It is spontaneous and at least in part a creature of new communications technologies, like texting and tweeting, as were the vast rallies this winter in Tahir Square, but unlike those rallies, it lacks the focus of a single, clearly articulable demand.  It is not nearly as vast as the Tiananmen Square protest of 1989, but like that event, it seems to be settling in for a long haul, and to be evolving  an agenda as it goes along.

Michael Kimmelman noted as much in the Sunday New York Times, when he wrote that the demonstrators in Zuccotti Park have created their own polis, built on consensus and cooperation, a functioning, self policing community in miniature, within which protesters with different concerns and different messages are forging ties based on proximity and discussion.

How long that remains the case, and whether the ethos of shared endeavor can survive the growth of tent towns into tent cities, remains to be seen. Consensus born of collegiality works best in microcosm. New York cannot be run like a New Hampshire town meeting. But that those discussions are taking place at all provides an object lesson in what large scale democracy, managed from the top down, can seldom achieve, and what makes the Occupations unlike other recent acts of public demonstrations.

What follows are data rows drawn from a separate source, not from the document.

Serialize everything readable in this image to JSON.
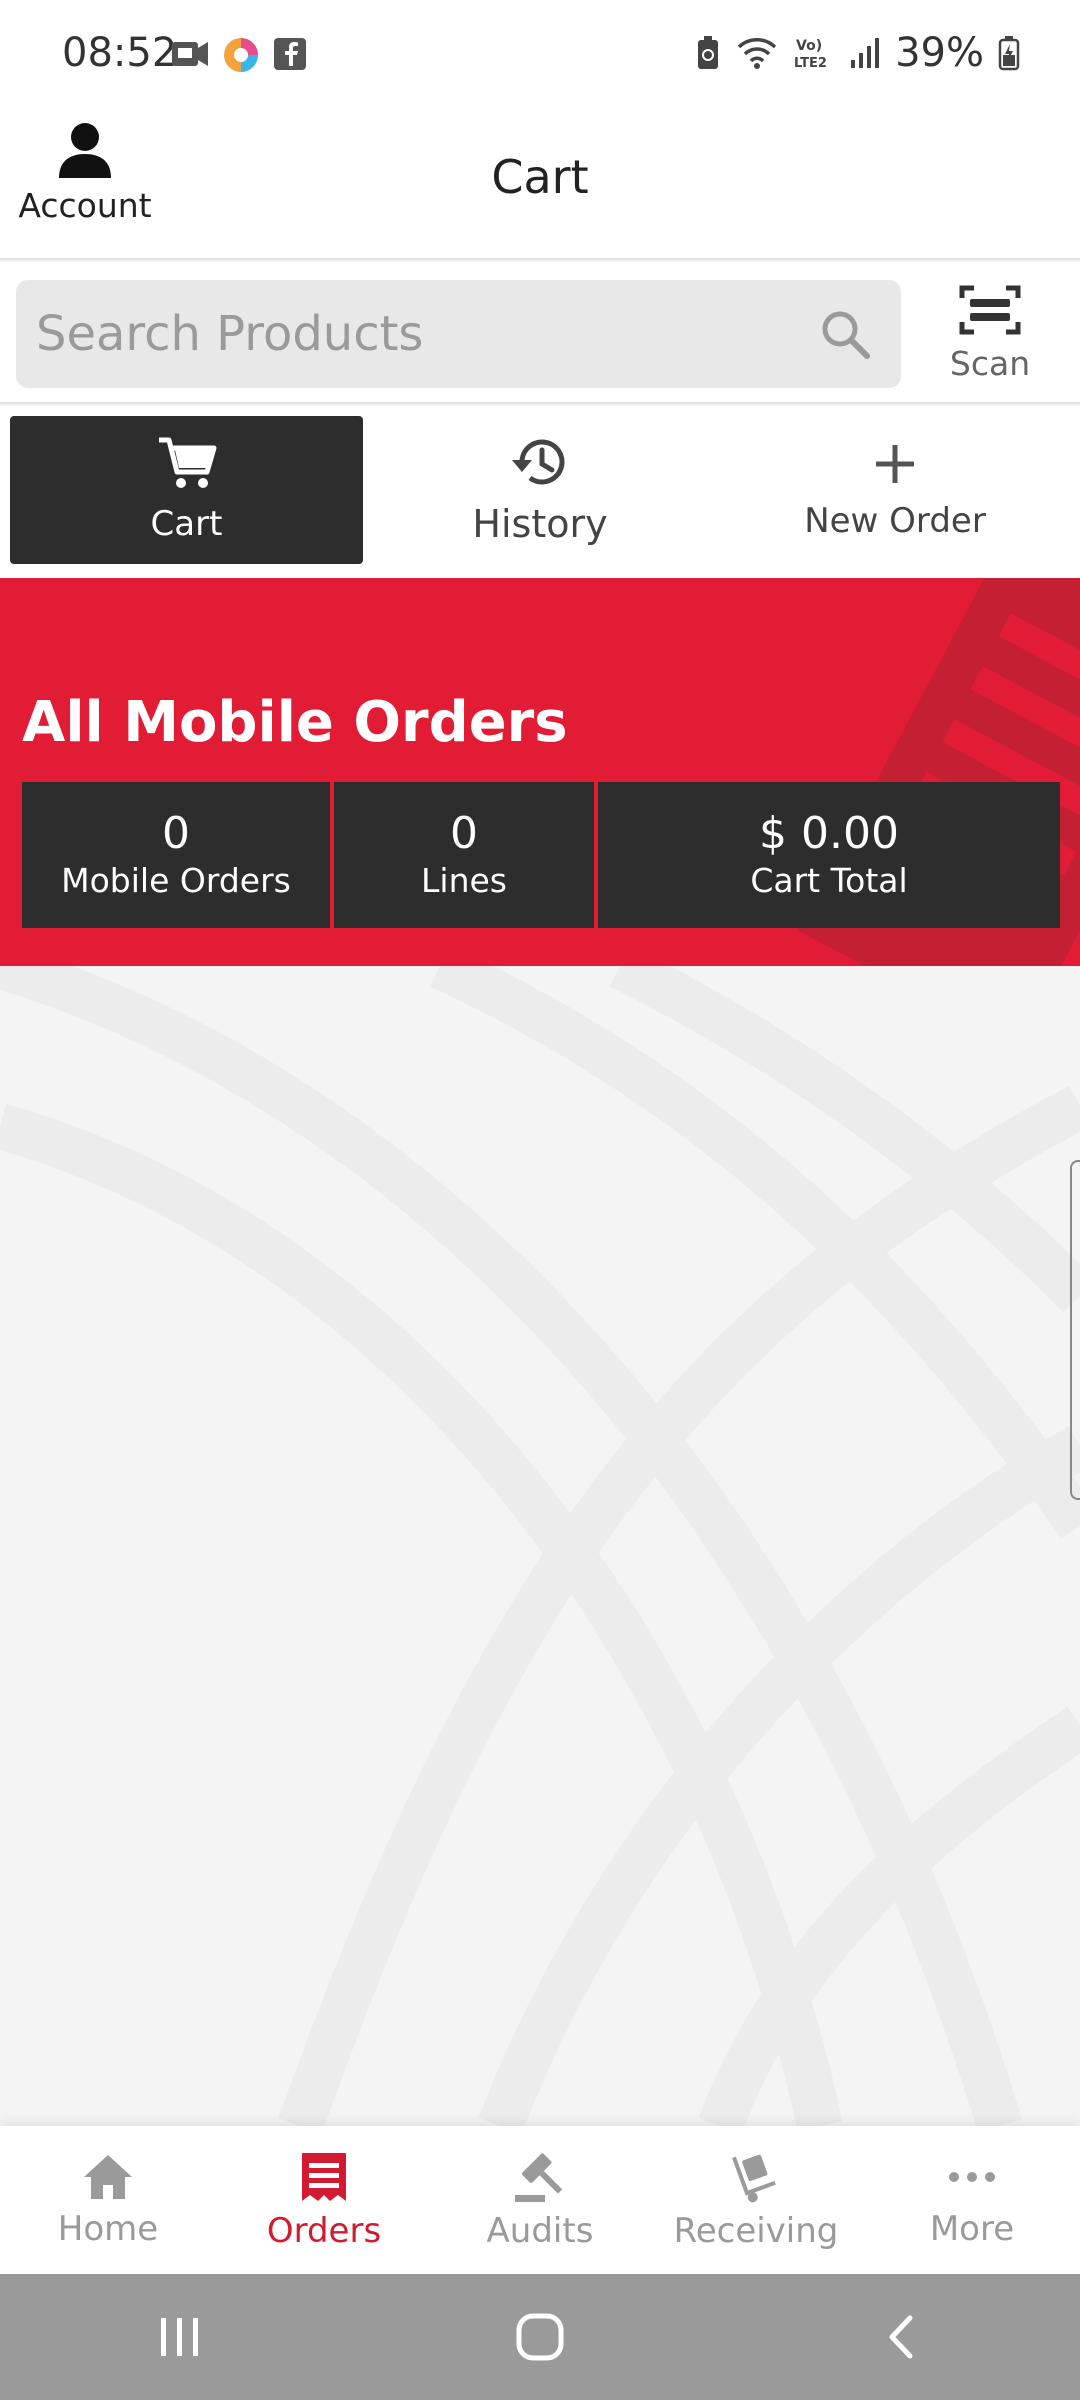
{
  "status_bar": {
    "time": "08:52",
    "battery": "39%",
    "icons_left": [
      "video-notification-icon",
      "app-notification-icon",
      "facebook-icon"
    ],
    "icons_right": [
      "battery-saver-icon",
      "wifi-icon",
      "volte-icon",
      "signal-icon",
      "battery-icon"
    ]
  },
  "header": {
    "account_label": "Account",
    "title": "Cart"
  },
  "search": {
    "placeholder": "Search Products",
    "value": "",
    "scan_label": "Scan"
  },
  "tabs": [
    {
      "label": "Cart",
      "icon": "cart-icon",
      "active": true
    },
    {
      "label": "History",
      "icon": "history-icon",
      "active": false
    },
    {
      "label": "New Order",
      "icon": "plus-icon",
      "active": false
    }
  ],
  "banner": {
    "title": "All Mobile Orders",
    "stats": [
      {
        "value": "0",
        "label": "Mobile Orders"
      },
      {
        "value": "0",
        "label": "Lines"
      },
      {
        "value": "$ 0.00",
        "label": "Cart Total"
      }
    ]
  },
  "bottom_nav": [
    {
      "label": "Home",
      "icon": "home-icon",
      "active": false
    },
    {
      "label": "Orders",
      "icon": "orders-icon",
      "active": true
    },
    {
      "label": "Audits",
      "icon": "gavel-icon",
      "active": false
    },
    {
      "label": "Receiving",
      "icon": "hand-truck-icon",
      "active": false
    },
    {
      "label": "More",
      "icon": "more-dots-icon",
      "active": false
    }
  ],
  "colors": {
    "brand_red": "#e31c36",
    "dark": "#2d2d2d",
    "active_nav": "#d21a30",
    "inactive_nav": "#9a9a9a"
  }
}
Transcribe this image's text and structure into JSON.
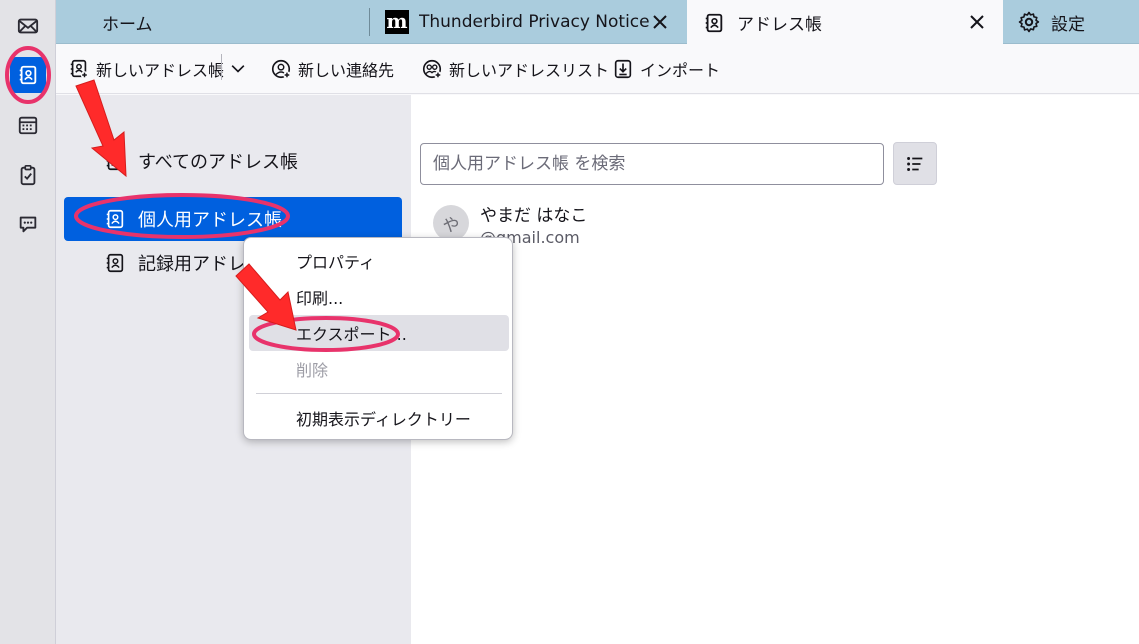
{
  "tabs": [
    {
      "label": "ホーム"
    },
    {
      "label": "Thunderbird Privacy Notice – Mozilla"
    },
    {
      "label": "アドレス帳"
    },
    {
      "label": "設定"
    }
  ],
  "favicon_m": "m",
  "toolbar": {
    "new_addressbook": "新しいアドレス帳",
    "new_contact": "新しい連絡先",
    "new_list": "新しいアドレスリスト",
    "import": "インポート"
  },
  "books": [
    {
      "label": "すべてのアドレス帳"
    },
    {
      "label": "個人用アドレス帳"
    },
    {
      "label": "記録用アドレス帳"
    }
  ],
  "search": {
    "placeholder": "個人用アドレス帳 を検索"
  },
  "contact": {
    "avatar": "や",
    "name": "やまだ はなこ",
    "email": "@gmail.com"
  },
  "context_menu": {
    "properties": "プロパティ",
    "print": "印刷...",
    "export": "エクスポート...",
    "delete": "削除",
    "default_dir": "初期表示ディレクトリー"
  },
  "colors": {
    "accent": "#0060df",
    "tabbar": "#aaccdd",
    "annotation": "#e8336b",
    "arrow": "#ff2a2a"
  }
}
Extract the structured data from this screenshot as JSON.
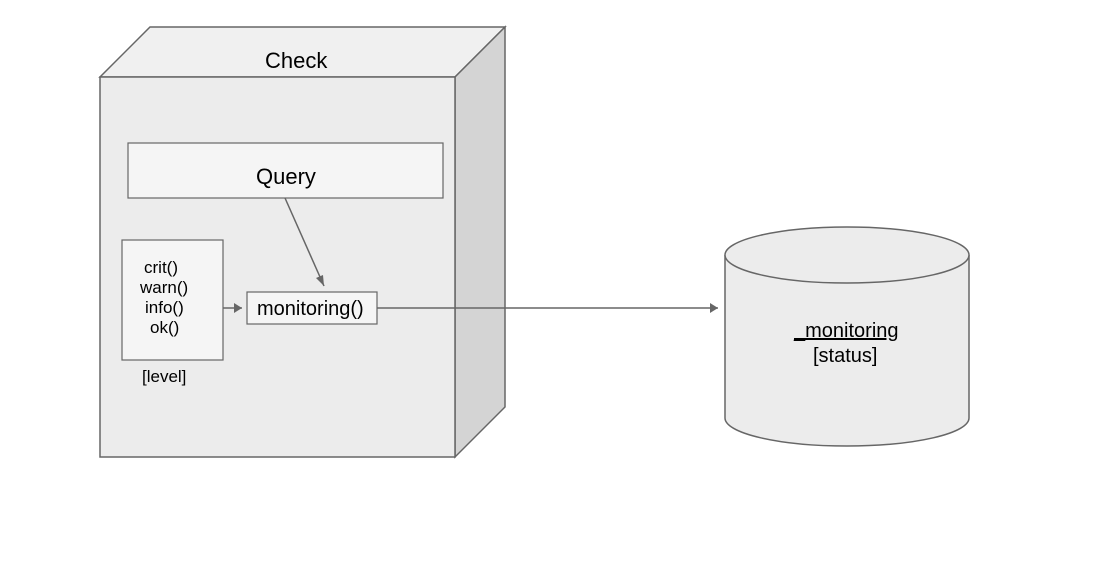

The Occupation, like a protest march, has taken hold of a public space to articulate its message face-to-face to the financiers against whom it is aimed, and the passers by who form its primary audience. Kimmelman, in his thoughtful essay, rightly noted that in doing so, the Occupation both joins a long line of American protests that have drawn symbolic meaning from the forum in which they were conducted.

What makes the Occupation different is the way in which it relates to the forum. Unlike, say, the Million Man March or even the various demonstrations against the World Trade Organization, the Occupation – despite its name – does not really occupy, to the temporary exclusion of other uses, its chosen forum. It is less an act of temporary occupation than it is the beginning of an ongoing vigil.

The idea of an encampment as an exercise in public discourse is not new. And the ways in which it differs from a march or a parade are worth considering.

Unlike the latter, which occupy a public forum completely, and exclusively, for a brief time, the Occupations inhabit the public spaces of which they have become a part less dramatically, but for an indefinite duration. The message they convey draws its force not merely from the force of numbers, but from the persistence of the messengers. Unlike a march, a vigil evolves: it is interactive, a teachable moment, an ongoing encounter. It is perfectly suited to the loosely joined complaints of its various participants, knitted together by a general sense that the nation has lost its way. It does not deliver an emphatic message so much as pose a persistent question. It is punctuated, if at all, not by an exclamation point so much as by a long trail of ellipses.

This is a sit-in, and like every sit-in, it carries with it a moral ultimatum. From the Bonus Army to the Freedom Riders, to the mock shanty-towns that urged colleges across the east to divest themselves of their South African assets in solidarity with the victims of Apartheid, every sit-in defies the powers to which it speaks truth to move it along.

When demonstrators in Times Square on Sunday reminded police that the “whole world was watching” they not only echoed the Grant Park of 1968, they also enunciated the central rhetorical reality of what was going on downtown.

The inchoate gathering encamped in Liberty Plaza Park may not have a focused message, but they do have the spotlight. Like the lunch counter demonstrators of fifty years ago, they are using it to insist that we answer uncomfortable questions to which answers are long past due. They are defying us to answer them, to engage them, or to move them along. They are doing it face to face. How we as a nation respond will define us at this moment in our history, whether we like it or not.

Next time, I will give some thought to the notion of a demonstration that evolves an agenda as it progresses, and what it says about First Amendment freedoms and the scale of civil discourse.

For those intrigued by such questions, it promises to be an interesting autumn, sandwiched somewhere between the summer of love and the winter of our discontent.

Cleveland, 19 October 2011